Please determine the number of lines in the material below that contain the word "title", and state it alone.

## Material for this exercise

◆ ◆ ◆ ◆

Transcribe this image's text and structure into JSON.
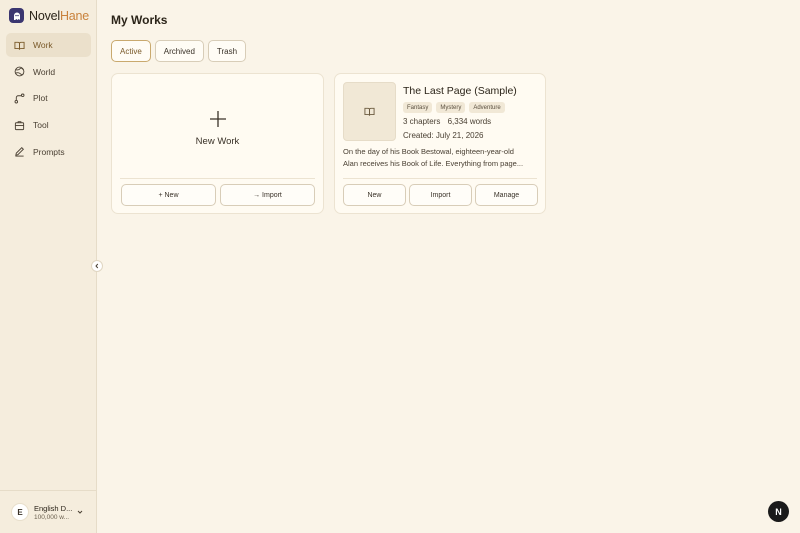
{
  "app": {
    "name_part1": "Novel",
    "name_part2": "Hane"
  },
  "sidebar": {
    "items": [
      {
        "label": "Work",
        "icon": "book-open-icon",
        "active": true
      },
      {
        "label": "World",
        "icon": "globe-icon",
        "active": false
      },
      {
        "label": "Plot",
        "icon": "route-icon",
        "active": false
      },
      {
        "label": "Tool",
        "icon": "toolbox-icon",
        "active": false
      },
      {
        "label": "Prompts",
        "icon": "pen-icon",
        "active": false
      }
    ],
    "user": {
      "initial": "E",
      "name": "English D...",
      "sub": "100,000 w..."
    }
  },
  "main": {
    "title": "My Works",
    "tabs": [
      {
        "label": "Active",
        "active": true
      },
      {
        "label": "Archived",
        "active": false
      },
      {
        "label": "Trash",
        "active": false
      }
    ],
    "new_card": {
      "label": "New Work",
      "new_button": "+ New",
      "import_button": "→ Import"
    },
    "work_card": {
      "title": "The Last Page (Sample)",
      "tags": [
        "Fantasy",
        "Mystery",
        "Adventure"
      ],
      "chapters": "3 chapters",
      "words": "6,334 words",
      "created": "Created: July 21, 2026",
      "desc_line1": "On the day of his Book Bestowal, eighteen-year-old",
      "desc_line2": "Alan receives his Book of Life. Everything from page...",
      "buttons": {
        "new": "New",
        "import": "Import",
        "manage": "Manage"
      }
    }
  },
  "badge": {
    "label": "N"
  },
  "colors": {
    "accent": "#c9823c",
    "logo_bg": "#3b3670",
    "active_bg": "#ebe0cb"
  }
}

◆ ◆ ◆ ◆

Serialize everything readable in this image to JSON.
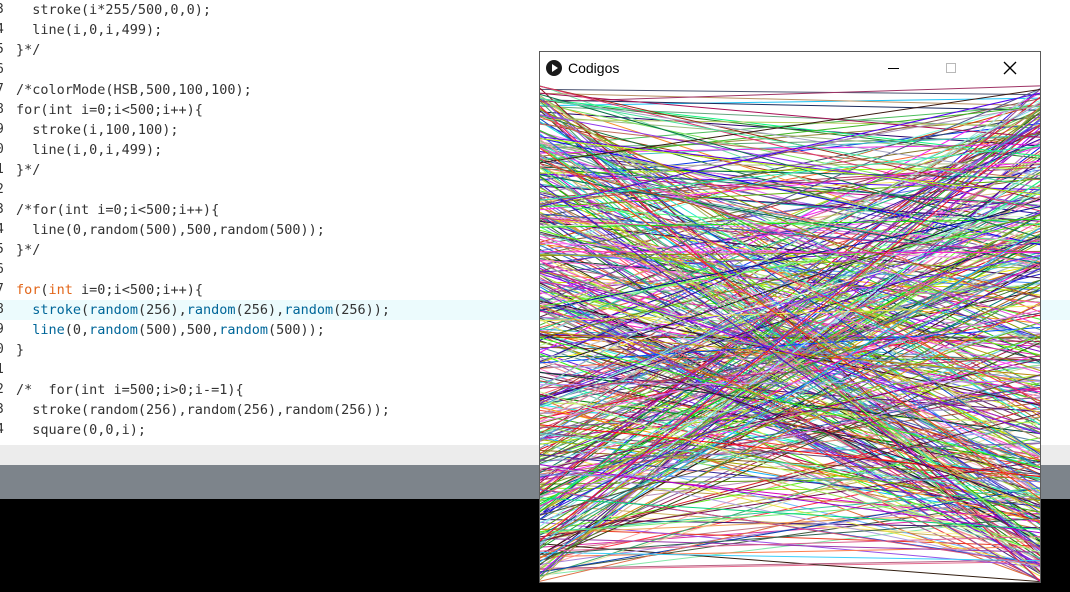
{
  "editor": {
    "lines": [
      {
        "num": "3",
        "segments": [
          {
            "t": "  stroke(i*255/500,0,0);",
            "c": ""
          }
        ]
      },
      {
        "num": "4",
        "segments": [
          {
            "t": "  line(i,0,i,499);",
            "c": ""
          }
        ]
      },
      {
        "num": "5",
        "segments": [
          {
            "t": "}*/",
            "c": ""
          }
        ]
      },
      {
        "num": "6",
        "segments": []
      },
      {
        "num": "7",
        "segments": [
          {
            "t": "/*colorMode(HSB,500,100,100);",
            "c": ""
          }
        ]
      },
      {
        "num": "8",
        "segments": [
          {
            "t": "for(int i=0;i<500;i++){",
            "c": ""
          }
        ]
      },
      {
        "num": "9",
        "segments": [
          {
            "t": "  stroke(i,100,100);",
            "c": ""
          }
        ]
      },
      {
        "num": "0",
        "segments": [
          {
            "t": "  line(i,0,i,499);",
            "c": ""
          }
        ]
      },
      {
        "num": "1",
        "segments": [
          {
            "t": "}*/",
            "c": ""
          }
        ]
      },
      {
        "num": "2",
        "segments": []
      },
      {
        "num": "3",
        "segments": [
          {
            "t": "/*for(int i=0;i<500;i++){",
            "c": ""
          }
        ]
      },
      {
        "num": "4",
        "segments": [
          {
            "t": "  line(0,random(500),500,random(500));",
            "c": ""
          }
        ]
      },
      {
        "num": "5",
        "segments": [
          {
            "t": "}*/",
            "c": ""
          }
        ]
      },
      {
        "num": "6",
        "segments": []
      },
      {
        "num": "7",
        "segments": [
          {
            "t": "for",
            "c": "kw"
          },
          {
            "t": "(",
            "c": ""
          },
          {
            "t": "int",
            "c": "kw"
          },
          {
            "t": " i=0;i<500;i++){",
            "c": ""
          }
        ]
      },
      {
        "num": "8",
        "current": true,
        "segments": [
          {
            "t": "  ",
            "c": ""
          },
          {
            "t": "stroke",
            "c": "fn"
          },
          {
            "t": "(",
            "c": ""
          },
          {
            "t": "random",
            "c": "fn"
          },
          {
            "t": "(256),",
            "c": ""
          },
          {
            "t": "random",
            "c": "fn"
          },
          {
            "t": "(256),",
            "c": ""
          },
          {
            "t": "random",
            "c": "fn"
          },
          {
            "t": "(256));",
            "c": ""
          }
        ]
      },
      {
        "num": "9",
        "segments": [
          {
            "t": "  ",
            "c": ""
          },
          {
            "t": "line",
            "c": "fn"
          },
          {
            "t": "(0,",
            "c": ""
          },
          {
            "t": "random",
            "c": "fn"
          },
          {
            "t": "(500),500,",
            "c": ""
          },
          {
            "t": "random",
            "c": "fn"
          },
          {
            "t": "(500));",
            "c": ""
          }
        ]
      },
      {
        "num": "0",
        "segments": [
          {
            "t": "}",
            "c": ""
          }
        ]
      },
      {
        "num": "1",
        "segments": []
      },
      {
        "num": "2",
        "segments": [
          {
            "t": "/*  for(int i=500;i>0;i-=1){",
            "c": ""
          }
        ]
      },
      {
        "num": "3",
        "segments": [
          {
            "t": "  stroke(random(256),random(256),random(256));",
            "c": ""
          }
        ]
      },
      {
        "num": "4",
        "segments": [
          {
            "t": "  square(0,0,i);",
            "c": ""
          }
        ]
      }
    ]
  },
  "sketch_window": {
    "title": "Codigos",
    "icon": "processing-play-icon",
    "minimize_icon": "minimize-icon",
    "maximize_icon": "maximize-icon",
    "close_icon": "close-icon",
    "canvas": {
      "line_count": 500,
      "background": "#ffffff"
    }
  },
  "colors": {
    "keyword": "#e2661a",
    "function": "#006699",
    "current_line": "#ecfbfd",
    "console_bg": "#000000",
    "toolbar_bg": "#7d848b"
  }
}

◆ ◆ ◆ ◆

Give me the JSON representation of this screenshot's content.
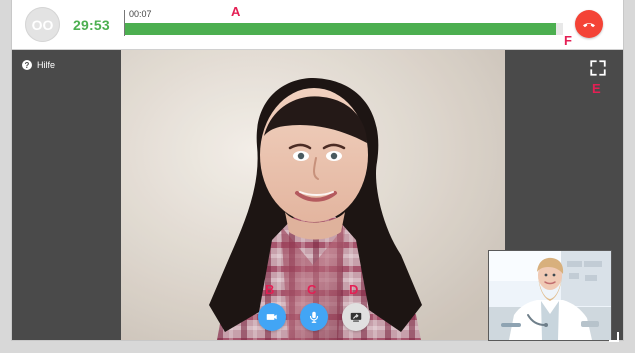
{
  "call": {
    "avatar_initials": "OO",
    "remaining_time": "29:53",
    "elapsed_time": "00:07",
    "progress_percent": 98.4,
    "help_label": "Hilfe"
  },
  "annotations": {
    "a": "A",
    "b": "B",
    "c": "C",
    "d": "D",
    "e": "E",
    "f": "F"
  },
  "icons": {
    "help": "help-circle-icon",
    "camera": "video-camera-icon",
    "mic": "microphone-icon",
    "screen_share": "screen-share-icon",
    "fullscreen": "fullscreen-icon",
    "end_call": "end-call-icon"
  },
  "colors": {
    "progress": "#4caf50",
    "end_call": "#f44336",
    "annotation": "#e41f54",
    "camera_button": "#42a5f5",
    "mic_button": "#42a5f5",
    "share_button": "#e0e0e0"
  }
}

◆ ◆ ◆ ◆

## Output below
3